In 2011, Idaho banned abortions after 20 weeks based on the medically unproven claim that at that point in gestation a fetus can feel pain. Back in December 2010, Jennie Linn McCormack purchased RU-486, the abortion pill, online and terminated her pregnancy at 20 or 21 weeks. McCormack was initially charged for breaking a 1972 Idaho law which said a woman couldn’t terminate her own pregnancy; the case against her was dismissed and she won a court order blocking the law from being enforced. She then took up the state’s ban on abortions after 20 weeks. Keep reading »
This is how anti-abortion extremists try to control women’s bodies: they use state legislatures to create bogus and medically unnecessary laws that make it very, very difficult for a woman to have an abortion.
Case in point? South Dakota, which already requires a 72-hour waiting period before an abortion, advanced a bill in its state Senate yesterday to remove weekends and holidays from those 72 hours, meaning women have to wait even longer.
Why do anti-abortion extremists do this? Because South Dakota only has one abortion clinic and it’s a medium-sized state, meaning many women have to travel in order to get the procedure.

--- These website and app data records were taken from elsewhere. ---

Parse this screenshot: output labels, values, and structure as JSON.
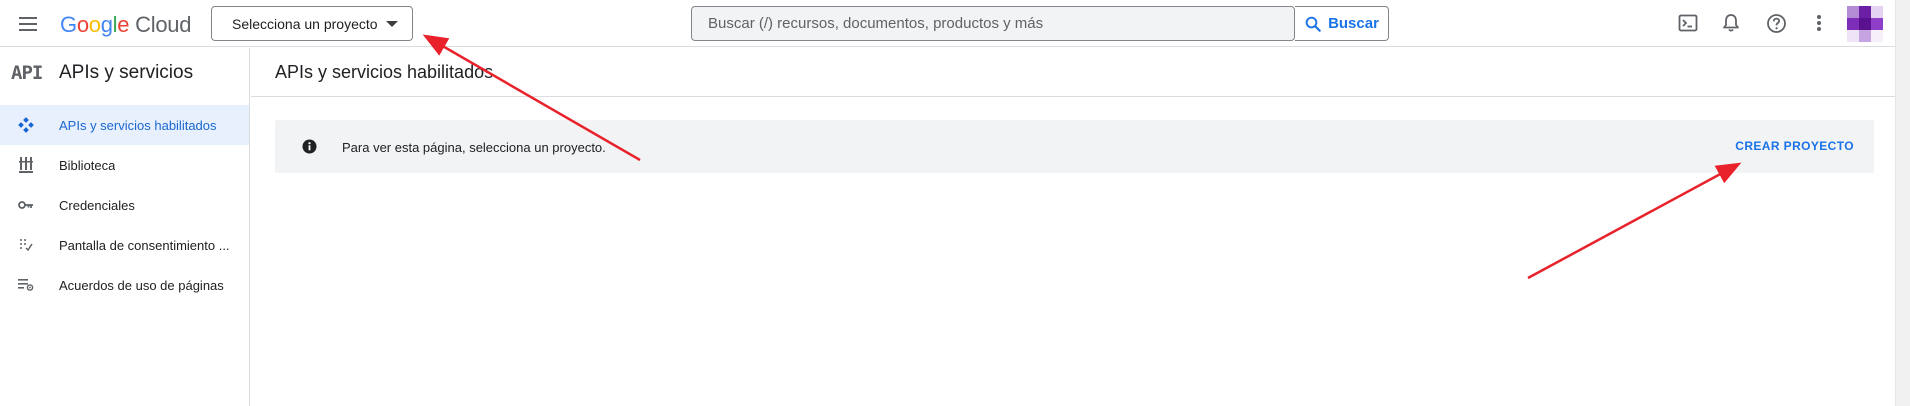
{
  "header": {
    "logo_google_letters": [
      "G",
      "o",
      "o",
      "g",
      "l",
      "e"
    ],
    "logo_cloud": "Cloud",
    "project_selector": "Selecciona un proyecto",
    "search_placeholder": "Buscar (/) recursos, documentos, productos y más",
    "search_button": "Buscar",
    "icons": [
      "terminal-icon",
      "bell-icon",
      "help-icon",
      "more-vert-icon"
    ]
  },
  "sidebar": {
    "mark": "API",
    "title": "APIs y servicios",
    "items": [
      {
        "label": "APIs y servicios habilitados",
        "icon": "api-diamond-icon",
        "active": true
      },
      {
        "label": "Biblioteca",
        "icon": "library-icon",
        "active": false
      },
      {
        "label": "Credenciales",
        "icon": "key-icon",
        "active": false
      },
      {
        "label": "Pantalla de consentimiento ...",
        "icon": "consent-icon",
        "active": false
      },
      {
        "label": "Acuerdos de uso de páginas",
        "icon": "page-usage-icon",
        "active": false
      }
    ]
  },
  "main": {
    "title": "APIs y servicios habilitados",
    "banner_text": "Para ver esta página, selecciona un proyecto.",
    "create_project": "CREAR PROYECTO"
  },
  "colors": {
    "accent": "#1a73e8",
    "active_bg": "#e8f0fe",
    "banner_bg": "#f1f3f4",
    "annotation_arrow": "#e8212a"
  }
}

And traveling means finding childcare, taking time off work, and dealing with other responsibilities. Waiting periods — especially loooong waiting periods which require at least two trips to the doctor — are intended to make it hella difficult for women to get to the clinic. If the governor signs this bill into law, South Dakota would have the longest waiting periods for abortion in the country. Keep reading »